The rather chance discovery came from a look at pockets within crystals found on the lunar surface. Using new tech, researchers realized this ancient magma was as wet as Earth’s mantle—challenging how exactly the Moon formed, and where it gets its water.
This is similar, but not the same, as an earlier big water discovery involving crystals.
Over just the past couple of years, these water discoveries have been getting bigger, and bigger, and bigger.
Here’s a quick timeline:
- September 2009: A NASA instrument aboard India’s Chandrayaan-1 orbiter makes a big splash, with the first-ever detection of water molecules on the Moon’s surface
- October 2009: NASA bombs the Moon for water, shock and awe ensues as water ice confirmed to be found
- March 2010: The lunar north proven to be very, very, *very* rich in water ice
- June 2010: Initial announcement made that lunar apatite crystals were, in fact, not going thirsty and that the Moon’s interior had 100x more water than first thought
- November 2010: LCROSS’ Cabeus Crater shown to have way the heck more water ice than first considered

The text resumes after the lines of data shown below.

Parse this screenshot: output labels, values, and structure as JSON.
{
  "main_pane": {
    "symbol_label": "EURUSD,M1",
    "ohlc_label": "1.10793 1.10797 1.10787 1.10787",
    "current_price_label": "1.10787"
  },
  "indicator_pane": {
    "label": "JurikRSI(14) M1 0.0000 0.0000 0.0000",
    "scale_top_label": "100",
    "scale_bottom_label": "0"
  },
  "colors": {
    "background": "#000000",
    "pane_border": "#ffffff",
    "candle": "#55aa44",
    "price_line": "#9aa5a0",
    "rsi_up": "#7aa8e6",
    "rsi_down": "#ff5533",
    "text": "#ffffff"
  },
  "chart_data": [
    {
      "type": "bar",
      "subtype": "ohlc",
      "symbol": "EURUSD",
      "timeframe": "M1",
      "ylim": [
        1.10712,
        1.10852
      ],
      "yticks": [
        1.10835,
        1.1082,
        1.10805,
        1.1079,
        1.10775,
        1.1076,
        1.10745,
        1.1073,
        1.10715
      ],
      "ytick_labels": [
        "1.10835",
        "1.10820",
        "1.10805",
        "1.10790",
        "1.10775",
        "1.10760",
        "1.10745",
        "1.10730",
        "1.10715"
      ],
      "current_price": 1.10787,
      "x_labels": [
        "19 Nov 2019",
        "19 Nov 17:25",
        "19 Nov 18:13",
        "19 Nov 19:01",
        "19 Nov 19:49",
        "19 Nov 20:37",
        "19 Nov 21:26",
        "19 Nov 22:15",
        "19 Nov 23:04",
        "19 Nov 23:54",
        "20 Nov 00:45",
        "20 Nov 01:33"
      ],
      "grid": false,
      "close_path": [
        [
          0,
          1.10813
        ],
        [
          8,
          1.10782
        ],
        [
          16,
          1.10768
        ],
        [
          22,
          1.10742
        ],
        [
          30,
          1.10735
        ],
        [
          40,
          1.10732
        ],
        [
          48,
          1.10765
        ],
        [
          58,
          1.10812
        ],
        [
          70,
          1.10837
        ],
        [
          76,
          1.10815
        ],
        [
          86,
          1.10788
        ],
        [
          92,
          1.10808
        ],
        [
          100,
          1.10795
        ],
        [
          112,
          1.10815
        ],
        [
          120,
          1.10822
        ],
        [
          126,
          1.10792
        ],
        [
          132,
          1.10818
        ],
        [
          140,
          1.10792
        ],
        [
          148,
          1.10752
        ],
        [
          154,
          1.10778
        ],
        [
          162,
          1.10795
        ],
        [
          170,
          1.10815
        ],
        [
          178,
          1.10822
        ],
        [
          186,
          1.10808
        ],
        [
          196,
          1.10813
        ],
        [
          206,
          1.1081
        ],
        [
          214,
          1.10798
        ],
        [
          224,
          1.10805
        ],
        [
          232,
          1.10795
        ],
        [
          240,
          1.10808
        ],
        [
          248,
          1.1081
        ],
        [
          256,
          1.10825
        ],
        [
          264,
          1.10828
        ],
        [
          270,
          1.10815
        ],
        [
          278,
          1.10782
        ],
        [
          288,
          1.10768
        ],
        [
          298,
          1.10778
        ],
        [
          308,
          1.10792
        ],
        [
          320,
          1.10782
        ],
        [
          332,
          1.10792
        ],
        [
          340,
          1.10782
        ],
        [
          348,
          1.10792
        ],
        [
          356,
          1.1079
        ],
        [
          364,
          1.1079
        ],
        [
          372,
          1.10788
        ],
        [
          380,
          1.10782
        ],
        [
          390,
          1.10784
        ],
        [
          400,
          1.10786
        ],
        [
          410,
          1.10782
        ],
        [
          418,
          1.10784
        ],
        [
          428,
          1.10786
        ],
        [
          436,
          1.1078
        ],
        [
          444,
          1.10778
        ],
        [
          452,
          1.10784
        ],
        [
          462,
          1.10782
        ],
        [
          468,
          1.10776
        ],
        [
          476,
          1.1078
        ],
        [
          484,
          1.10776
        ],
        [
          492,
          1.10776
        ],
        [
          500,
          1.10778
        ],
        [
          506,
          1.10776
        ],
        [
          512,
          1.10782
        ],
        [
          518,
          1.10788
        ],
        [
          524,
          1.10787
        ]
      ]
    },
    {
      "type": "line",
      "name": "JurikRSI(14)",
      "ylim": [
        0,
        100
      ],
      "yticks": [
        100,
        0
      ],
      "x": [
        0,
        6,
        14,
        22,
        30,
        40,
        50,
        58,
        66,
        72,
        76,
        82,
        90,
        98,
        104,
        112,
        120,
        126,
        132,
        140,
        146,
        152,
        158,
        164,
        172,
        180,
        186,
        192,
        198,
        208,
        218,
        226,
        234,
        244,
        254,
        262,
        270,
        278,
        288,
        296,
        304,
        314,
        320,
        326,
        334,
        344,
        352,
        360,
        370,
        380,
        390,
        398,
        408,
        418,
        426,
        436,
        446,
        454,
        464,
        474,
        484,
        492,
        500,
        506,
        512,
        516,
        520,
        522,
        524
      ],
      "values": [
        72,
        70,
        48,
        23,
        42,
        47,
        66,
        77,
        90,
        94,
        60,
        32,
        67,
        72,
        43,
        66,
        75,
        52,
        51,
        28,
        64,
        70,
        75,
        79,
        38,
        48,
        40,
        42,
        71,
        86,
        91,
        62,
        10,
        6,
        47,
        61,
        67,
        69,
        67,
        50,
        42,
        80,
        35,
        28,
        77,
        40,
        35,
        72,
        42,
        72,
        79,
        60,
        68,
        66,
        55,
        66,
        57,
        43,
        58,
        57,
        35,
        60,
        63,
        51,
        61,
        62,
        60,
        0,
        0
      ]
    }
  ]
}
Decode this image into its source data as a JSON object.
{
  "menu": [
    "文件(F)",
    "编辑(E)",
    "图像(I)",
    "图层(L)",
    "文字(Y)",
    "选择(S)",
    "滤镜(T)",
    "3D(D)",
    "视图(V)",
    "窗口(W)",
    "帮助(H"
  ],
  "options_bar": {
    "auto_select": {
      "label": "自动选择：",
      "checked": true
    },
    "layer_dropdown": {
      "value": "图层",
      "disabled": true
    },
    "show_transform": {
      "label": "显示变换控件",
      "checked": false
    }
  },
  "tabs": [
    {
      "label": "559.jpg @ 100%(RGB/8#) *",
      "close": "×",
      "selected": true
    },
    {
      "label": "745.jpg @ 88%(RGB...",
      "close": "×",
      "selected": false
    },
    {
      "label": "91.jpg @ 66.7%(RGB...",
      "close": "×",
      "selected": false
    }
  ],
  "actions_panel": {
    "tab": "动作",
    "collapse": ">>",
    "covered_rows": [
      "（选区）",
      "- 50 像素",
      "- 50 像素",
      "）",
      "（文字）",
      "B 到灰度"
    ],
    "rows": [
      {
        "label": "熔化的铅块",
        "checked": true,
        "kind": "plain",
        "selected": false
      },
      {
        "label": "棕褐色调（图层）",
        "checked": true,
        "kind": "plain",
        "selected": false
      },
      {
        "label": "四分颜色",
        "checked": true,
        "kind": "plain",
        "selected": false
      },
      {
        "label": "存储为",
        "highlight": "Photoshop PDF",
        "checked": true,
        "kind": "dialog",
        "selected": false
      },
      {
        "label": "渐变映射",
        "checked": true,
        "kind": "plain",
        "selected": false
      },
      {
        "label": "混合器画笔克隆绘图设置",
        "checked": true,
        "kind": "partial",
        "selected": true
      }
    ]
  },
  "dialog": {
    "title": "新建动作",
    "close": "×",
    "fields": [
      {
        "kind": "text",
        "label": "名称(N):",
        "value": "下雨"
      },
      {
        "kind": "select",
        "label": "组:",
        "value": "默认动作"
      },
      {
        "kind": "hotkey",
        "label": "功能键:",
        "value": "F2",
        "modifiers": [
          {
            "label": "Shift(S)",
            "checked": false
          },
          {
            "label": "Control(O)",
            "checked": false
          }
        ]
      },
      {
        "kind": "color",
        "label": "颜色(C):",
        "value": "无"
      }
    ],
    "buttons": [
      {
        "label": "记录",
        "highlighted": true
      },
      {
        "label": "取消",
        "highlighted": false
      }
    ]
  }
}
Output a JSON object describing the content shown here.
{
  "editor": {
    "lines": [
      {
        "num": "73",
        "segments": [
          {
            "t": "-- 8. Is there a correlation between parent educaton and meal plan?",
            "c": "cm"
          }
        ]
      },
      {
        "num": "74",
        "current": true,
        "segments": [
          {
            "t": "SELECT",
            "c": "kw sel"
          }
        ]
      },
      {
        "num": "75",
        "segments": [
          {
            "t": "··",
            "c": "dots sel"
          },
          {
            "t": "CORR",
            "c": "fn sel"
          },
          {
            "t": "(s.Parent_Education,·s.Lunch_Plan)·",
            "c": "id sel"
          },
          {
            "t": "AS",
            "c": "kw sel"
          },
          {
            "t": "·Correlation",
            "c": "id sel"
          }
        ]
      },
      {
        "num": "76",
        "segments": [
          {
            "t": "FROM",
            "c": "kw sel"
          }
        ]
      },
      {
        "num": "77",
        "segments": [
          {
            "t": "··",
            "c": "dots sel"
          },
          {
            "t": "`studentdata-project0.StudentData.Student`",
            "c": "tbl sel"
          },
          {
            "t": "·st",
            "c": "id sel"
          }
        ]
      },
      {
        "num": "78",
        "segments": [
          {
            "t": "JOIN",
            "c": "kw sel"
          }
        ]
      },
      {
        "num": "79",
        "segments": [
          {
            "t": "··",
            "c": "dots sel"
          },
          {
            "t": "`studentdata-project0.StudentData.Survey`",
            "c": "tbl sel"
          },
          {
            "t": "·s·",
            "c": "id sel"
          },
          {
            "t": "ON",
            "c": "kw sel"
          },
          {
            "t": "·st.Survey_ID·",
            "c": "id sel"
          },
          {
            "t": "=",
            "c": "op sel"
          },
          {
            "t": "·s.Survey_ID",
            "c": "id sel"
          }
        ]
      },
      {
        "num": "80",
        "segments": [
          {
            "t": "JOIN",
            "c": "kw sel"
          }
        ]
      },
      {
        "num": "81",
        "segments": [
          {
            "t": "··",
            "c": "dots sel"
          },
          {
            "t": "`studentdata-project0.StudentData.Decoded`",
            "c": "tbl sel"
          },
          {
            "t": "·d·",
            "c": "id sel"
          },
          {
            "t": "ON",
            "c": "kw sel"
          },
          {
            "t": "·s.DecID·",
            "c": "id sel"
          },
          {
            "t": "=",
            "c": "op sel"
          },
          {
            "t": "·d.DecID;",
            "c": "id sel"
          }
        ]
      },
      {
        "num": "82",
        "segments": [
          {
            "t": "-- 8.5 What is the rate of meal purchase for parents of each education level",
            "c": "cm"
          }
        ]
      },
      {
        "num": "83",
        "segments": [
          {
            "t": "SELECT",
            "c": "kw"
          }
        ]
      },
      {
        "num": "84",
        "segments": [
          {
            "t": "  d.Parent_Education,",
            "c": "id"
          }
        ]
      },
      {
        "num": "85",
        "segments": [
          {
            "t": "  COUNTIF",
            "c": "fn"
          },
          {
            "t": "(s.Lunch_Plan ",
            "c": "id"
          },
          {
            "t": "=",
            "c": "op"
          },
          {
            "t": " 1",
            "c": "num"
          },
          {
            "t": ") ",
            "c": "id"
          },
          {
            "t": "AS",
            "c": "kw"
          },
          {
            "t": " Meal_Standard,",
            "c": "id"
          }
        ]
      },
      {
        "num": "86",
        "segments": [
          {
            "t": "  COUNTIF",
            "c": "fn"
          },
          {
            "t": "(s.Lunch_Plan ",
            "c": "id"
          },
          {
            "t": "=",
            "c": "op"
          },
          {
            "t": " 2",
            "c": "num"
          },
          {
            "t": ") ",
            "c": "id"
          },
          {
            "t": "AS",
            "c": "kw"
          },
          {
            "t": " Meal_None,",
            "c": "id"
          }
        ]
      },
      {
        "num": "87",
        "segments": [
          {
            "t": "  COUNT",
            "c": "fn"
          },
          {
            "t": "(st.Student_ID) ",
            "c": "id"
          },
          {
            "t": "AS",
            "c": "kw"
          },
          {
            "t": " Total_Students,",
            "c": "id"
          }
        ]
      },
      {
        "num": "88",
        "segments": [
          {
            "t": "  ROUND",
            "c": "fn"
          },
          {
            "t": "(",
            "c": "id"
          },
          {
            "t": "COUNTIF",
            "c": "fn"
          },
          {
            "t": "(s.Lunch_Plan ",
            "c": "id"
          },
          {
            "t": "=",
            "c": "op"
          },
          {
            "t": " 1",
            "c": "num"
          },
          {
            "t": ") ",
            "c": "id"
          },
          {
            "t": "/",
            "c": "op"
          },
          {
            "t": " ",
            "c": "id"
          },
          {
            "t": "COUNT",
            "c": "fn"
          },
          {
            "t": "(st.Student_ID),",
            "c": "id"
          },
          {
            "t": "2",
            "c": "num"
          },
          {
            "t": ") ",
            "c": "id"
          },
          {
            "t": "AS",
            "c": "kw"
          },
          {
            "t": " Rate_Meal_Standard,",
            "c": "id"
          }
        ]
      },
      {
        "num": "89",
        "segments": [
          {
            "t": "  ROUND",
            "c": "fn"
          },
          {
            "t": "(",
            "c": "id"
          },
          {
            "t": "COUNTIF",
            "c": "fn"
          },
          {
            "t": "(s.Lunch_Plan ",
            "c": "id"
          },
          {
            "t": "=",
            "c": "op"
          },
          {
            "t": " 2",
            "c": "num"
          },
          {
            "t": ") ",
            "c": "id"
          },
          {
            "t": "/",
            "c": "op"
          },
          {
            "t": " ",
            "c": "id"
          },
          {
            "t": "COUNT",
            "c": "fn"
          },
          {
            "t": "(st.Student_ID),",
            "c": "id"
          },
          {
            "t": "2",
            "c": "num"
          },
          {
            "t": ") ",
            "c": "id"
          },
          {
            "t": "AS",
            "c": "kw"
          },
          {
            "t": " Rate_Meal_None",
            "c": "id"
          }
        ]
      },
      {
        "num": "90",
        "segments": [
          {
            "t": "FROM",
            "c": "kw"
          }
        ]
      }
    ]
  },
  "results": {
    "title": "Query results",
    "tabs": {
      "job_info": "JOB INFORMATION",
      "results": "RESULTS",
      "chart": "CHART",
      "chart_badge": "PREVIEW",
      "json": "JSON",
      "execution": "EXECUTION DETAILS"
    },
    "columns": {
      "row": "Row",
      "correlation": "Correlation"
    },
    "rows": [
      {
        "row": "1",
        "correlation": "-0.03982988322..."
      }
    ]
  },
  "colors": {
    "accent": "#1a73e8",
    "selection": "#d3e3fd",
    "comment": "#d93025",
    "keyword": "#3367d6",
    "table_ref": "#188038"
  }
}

From mare to shining mare, the Moon has proven to have not just water, but some downright substantial sources of it…which will prove handy, for fuel, radiation shielding, and a cool drink. The Moon’s prospects as a station for mankind just keep on getting better :)